* **TASK OBJECTIVE**:
Write back every entry exactly as it reads, with the pictures left behind.

(Records from a dataset)
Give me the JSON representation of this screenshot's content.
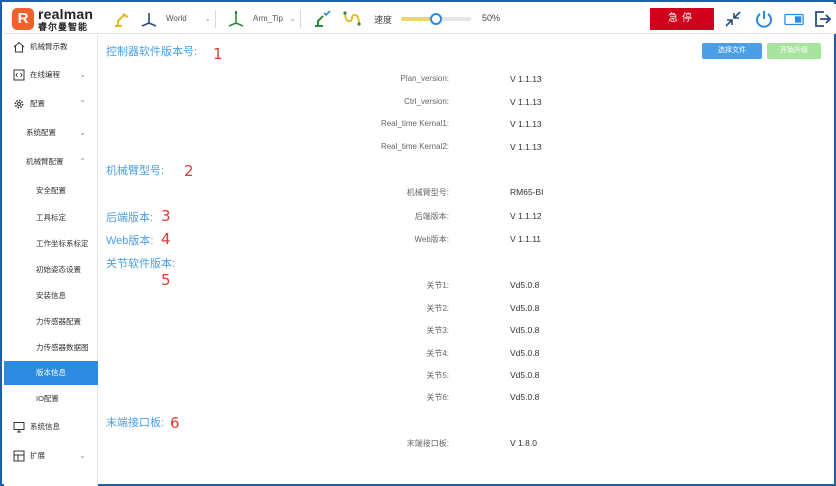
{
  "logo": {
    "mark": "R",
    "brand": "realman",
    "sub": "睿尔曼智能"
  },
  "toolbar": {
    "frame_select": "World",
    "tool_select": "Arm_Tip",
    "speed_label": "速度",
    "speed_value": "50%",
    "speed_fraction": 0.5,
    "estop_label": "急停"
  },
  "sidebar": {
    "items": [
      {
        "label": "机械臂示教"
      },
      {
        "label": "在线编程"
      },
      {
        "label": "配置"
      },
      {
        "label": "系统配置"
      },
      {
        "label": "机械臂配置"
      },
      {
        "label": "安全配置"
      },
      {
        "label": "工具标定"
      },
      {
        "label": "工作坐标系标定"
      },
      {
        "label": "初始姿态设置"
      },
      {
        "label": "安装信息"
      },
      {
        "label": "力传感器配置"
      },
      {
        "label": "力传感器数据图"
      },
      {
        "label": "版本信息"
      },
      {
        "label": "IO配置"
      },
      {
        "label": "系统信息"
      },
      {
        "label": "扩展"
      }
    ]
  },
  "main": {
    "buttons": {
      "select_file": "选择文件",
      "start_upgrade": "开始升级"
    },
    "sections": [
      {
        "title": "控制器软件版本号:",
        "annot": "1"
      },
      {
        "title": "机械臂型号:",
        "annot": "2"
      },
      {
        "title": "后端版本:",
        "annot": "3"
      },
      {
        "title": "Web版本:",
        "annot": "4"
      },
      {
        "title": "关节软件版本:",
        "annot": "5"
      },
      {
        "title": "末端接口板:",
        "annot": "6"
      }
    ],
    "controller": [
      {
        "label": "Plan_version:",
        "value": "V 1.1.13"
      },
      {
        "label": "Ctrl_version:",
        "value": "V 1.1.13"
      },
      {
        "label": "Real_time Kernal1:",
        "value": "V 1.1.13"
      },
      {
        "label": "Real_time Kernal2:",
        "value": "V 1.1.13"
      }
    ],
    "arm_model": {
      "label": "机械臂型号:",
      "value": "RM65-BI"
    },
    "backend": {
      "label": "后端版本:",
      "value": "V 1.1.12"
    },
    "web": {
      "label": "Web版本:",
      "value": "V 1.1.11"
    },
    "joints": [
      {
        "label": "关节1:",
        "value": "Vd5.0.8"
      },
      {
        "label": "关节2:",
        "value": "Vd5.0.8"
      },
      {
        "label": "关节3:",
        "value": "Vd5.0.8"
      },
      {
        "label": "关节4:",
        "value": "Vd5.0.8"
      },
      {
        "label": "关节5:",
        "value": "Vd5.0.8"
      },
      {
        "label": "关节6:",
        "value": "Vd5.0.8"
      }
    ],
    "end_board": {
      "label": "末端接口板:",
      "value": "V 1.8.0"
    }
  },
  "colors": {
    "accent": "#2d8ae3",
    "section": "#4a9fe8",
    "annot": "#e03a2f",
    "estop": "#d0021b",
    "upgrade_disabled": "#a9e3a0"
  }
}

* **WRITTEN SOLUTION**:
Give me the JSON representation of this screenshot's content.
{
  "logo": {
    "mark": "R",
    "brand": "realman",
    "sub": "睿尔曼智能"
  },
  "toolbar": {
    "frame_select": "World",
    "tool_select": "Arm_Tip",
    "speed_label": "速度",
    "speed_value": "50%",
    "speed_fraction": 0.5,
    "estop_label": "急停"
  },
  "sidebar": {
    "items": [
      {
        "label": "机械臂示教"
      },
      {
        "label": "在线编程"
      },
      {
        "label": "配置"
      },
      {
        "label": "系统配置"
      },
      {
        "label": "机械臂配置"
      },
      {
        "label": "安全配置"
      },
      {
        "label": "工具标定"
      },
      {
        "label": "工作坐标系标定"
      },
      {
        "label": "初始姿态设置"
      },
      {
        "label": "安装信息"
      },
      {
        "label": "力传感器配置"
      },
      {
        "label": "力传感器数据图"
      },
      {
        "label": "版本信息"
      },
      {
        "label": "IO配置"
      },
      {
        "label": "系统信息"
      },
      {
        "label": "扩展"
      }
    ]
  },
  "main": {
    "buttons": {
      "select_file": "选择文件",
      "start_upgrade": "开始升级"
    },
    "sections": [
      {
        "title": "控制器软件版本号:",
        "annot": "1"
      },
      {
        "title": "机械臂型号:",
        "annot": "2"
      },
      {
        "title": "后端版本:",
        "annot": "3"
      },
      {
        "title": "Web版本:",
        "annot": "4"
      },
      {
        "title": "关节软件版本:",
        "annot": "5"
      },
      {
        "title": "末端接口板:",
        "annot": "6"
      }
    ],
    "controller": [
      {
        "label": "Plan_version:",
        "value": "V 1.1.13"
      },
      {
        "label": "Ctrl_version:",
        "value": "V 1.1.13"
      },
      {
        "label": "Real_time Kernal1:",
        "value": "V 1.1.13"
      },
      {
        "label": "Real_time Kernal2:",
        "value": "V 1.1.13"
      }
    ],
    "arm_model": {
      "label": "机械臂型号:",
      "value": "RM65-BI"
    },
    "backend": {
      "label": "后端版本:",
      "value": "V 1.1.12"
    },
    "web": {
      "label": "Web版本:",
      "value": "V 1.1.11"
    },
    "joints": [
      {
        "label": "关节1:",
        "value": "Vd5.0.8"
      },
      {
        "label": "关节2:",
        "value": "Vd5.0.8"
      },
      {
        "label": "关节3:",
        "value": "Vd5.0.8"
      },
      {
        "label": "关节4:",
        "value": "Vd5.0.8"
      },
      {
        "label": "关节5:",
        "value": "Vd5.0.8"
      },
      {
        "label": "关节6:",
        "value": "Vd5.0.8"
      }
    ],
    "end_board": {
      "label": "末端接口板:",
      "value": "V 1.8.0"
    }
  },
  "colors": {
    "accent": "#2d8ae3",
    "section": "#4a9fe8",
    "annot": "#e03a2f",
    "estop": "#d0021b",
    "upgrade_disabled": "#a9e3a0"
  }
}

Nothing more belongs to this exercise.